The third excerpt represents the element of Water. It speaks of pure spiritual influences and feelings of love, and is drawn from Meno by Plato:

unlike that which Locke exercised upon Berkeley and Berkeley upon Hume himself. All three were both sceptical and ideal in almost equal degrees. Neither they nor their predecessors had any true conception of language or of the history of philosophy. Hume's paradox has been forgotten by the world, and did not any more than the scepticism of the ancients require to be seriously refuted. Like some other philosophical paradoxes, it would have been better left to die out. It certainly could not be refuted by a philosophy such as Kant's, in which, no less than in the previously mentioned systems, the history of the human mind and the nature of language are almost wholly ignored, and the certainty of objective knowledge is transferred to the subject; while absolute truth is reduced to a figment,

The fourth excerpt represents the element of Earth. It speaks of physical influences and the impact of the unseen on the visible world, and is drawn from The Country Doctor by Honore de Balzac:

all more or less denoting character; the same turned-up nose, with a sprightly cleavage at the tip; the same high cheek-bones. The lines of the mouth were crooked; the lips, thick and red. The chin turned sharply upwards. There was an alert, animated look in the brown eyes, to which their pearly whites gave great brightness, and which expressed passions now subdued. His iron-gray hair, the deep wrinkles in his face, the bushy eyebrows that had grown white already, the veins on his protuberant nose, the tanned face covered with red blotches, everything about him, in short, indicated a man of fifty and the hard work of his profession.

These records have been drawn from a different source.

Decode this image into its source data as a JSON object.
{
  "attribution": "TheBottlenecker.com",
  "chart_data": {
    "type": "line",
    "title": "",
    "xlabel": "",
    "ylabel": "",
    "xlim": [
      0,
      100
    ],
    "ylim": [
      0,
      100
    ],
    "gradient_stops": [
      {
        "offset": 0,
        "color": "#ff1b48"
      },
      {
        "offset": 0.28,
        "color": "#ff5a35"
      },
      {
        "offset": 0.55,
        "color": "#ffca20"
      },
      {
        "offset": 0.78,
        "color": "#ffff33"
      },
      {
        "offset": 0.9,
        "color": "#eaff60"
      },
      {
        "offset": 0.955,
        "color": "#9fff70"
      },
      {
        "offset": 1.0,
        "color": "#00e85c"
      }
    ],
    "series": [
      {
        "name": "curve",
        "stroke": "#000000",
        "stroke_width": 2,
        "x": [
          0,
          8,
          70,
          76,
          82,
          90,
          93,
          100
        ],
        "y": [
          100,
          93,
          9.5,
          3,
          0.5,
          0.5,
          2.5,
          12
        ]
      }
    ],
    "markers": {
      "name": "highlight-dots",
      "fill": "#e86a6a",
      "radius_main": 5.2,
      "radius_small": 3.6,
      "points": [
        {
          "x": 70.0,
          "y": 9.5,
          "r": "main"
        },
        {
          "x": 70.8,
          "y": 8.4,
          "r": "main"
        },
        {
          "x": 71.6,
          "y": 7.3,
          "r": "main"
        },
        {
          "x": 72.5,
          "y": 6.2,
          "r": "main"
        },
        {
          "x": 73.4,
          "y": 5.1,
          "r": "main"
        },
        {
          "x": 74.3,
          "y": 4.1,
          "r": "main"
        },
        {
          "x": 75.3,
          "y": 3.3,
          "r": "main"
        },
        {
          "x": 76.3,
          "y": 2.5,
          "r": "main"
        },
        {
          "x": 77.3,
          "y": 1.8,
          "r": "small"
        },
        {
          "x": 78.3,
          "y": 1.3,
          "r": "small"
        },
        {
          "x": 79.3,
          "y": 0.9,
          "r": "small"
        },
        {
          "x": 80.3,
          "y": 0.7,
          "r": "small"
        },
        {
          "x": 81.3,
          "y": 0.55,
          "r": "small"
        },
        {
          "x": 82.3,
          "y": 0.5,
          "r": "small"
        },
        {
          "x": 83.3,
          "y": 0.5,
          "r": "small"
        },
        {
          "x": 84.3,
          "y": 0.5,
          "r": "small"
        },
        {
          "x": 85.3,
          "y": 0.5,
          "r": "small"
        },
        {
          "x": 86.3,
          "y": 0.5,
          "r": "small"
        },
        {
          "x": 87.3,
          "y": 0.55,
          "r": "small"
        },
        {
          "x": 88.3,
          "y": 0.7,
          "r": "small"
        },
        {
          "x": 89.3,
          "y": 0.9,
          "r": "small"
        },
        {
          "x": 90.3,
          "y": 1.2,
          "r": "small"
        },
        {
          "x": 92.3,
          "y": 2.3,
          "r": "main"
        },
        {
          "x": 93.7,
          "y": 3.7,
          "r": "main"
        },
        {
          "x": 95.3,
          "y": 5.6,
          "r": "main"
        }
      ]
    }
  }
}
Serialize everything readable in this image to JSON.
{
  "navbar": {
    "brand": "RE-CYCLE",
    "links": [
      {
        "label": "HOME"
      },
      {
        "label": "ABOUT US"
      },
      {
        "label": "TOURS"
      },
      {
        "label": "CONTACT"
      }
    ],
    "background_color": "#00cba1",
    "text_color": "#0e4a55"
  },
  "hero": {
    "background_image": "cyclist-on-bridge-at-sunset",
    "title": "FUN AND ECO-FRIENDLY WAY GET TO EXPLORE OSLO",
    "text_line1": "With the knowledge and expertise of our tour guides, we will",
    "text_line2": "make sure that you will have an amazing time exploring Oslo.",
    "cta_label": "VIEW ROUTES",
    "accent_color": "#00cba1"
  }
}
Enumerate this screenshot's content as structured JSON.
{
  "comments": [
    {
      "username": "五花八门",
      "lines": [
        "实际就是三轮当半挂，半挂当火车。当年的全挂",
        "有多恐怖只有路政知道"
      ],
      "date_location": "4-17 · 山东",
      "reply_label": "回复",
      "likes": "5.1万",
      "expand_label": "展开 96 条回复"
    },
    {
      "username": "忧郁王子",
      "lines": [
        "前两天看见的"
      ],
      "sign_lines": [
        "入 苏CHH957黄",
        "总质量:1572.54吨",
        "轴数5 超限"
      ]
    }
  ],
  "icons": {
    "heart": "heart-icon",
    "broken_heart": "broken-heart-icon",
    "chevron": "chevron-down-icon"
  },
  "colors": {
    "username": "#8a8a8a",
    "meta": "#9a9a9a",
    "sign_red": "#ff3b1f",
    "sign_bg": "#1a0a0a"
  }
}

The officer could come to no conclusion as to the capacity of the head, which was covered by a